“#MeToo And I was blamed for it. I was told not to talk about it. I was told that it wasn‘t that bad. I was told to get over it,” the poet Najwa Zebian wrote.

“When I declined a guy who hit on me so he followed with ‘you’re lucky I don’t knock you the fuck out’ #metoo,” one woman tweeted.

“I was 8. And I’m still not over it. You don’t need to get over your trauma to be valid. #MeToo,” tweeted another.

“For long sexual harassment was presented to me as part of the deal; I chose a field that was male-dominated, what did I expect? #MeToo,” yet another wrote.

Media outlets have kept publishing fresh, damning accounts that hold powerful men accountable. Accused lawmakers have stepped aside; actors have been kicked off multimillion-dollar projects; and executives and journalists have been fired. Some offenders have apologized but held on to their jobs: In November, four women accused Al Franken of groping them both before and during his time as a senator (one woman even came forth with photographic evidence), but he has shown no inclination to end his political career over behavior that he has not directly disputed. Others have issued outright denials. Roy Moore may still become an Alabama senator despite alleged sexual misconduct targeting underage girls. President Donald Trump still sits in the White House, though at least 16 women have accused him of sexual misconduct, allegedly spanning from the 1980s to 2013.

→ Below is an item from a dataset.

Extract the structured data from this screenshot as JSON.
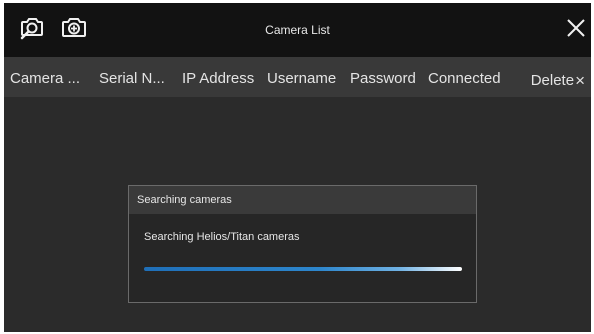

Some have raised the concern that the multipurpose hashtag #MeToo has led to blurred lines between criminality and sleaziness — a lack of distinction that may ultimately trivialize violence against women. “The conflation of women who have been ‘sexually harassed or assaulted’ in Milano’s post was meant as a way to capture the wide spectrum of harm perpetrated by men against women, everything from creepiness to criminality,” Ruth Graham wrote in Slate two days after Milano’s tweet. “But ‘harassment’ in the colloquial sense encompasses a vast range of misbehavior, and some of it is extremely far removed from the ‘assault’ that the #MeToo prompt lumped it in with. Is it really fair to talk about them in the same breath?”

But whatever the effectiveness of the #MeToo movement in terms of policy, justice, or national discourse, ordinary people have finally been emboldened to share their experiences and place the onus of shame on the perpetrators.

“The most important thing that it did was to shift the conversation away from the predator and to the victim,” Milano said on Oct. 16.

This reckoning, brought to light as more and more women become the agents of their own stories, is not with how many have been harassed or assaulted — but with how few have not.

Ruby Mellen is an editorial fellow for Foreign Policy.

House and Senate lawmakers have introduced a bill called the “Me Too” act, designed to improve the process of reporting sexual misconduct in Congress.

Twitter reports that the hashtag has been used in at least 85 countries.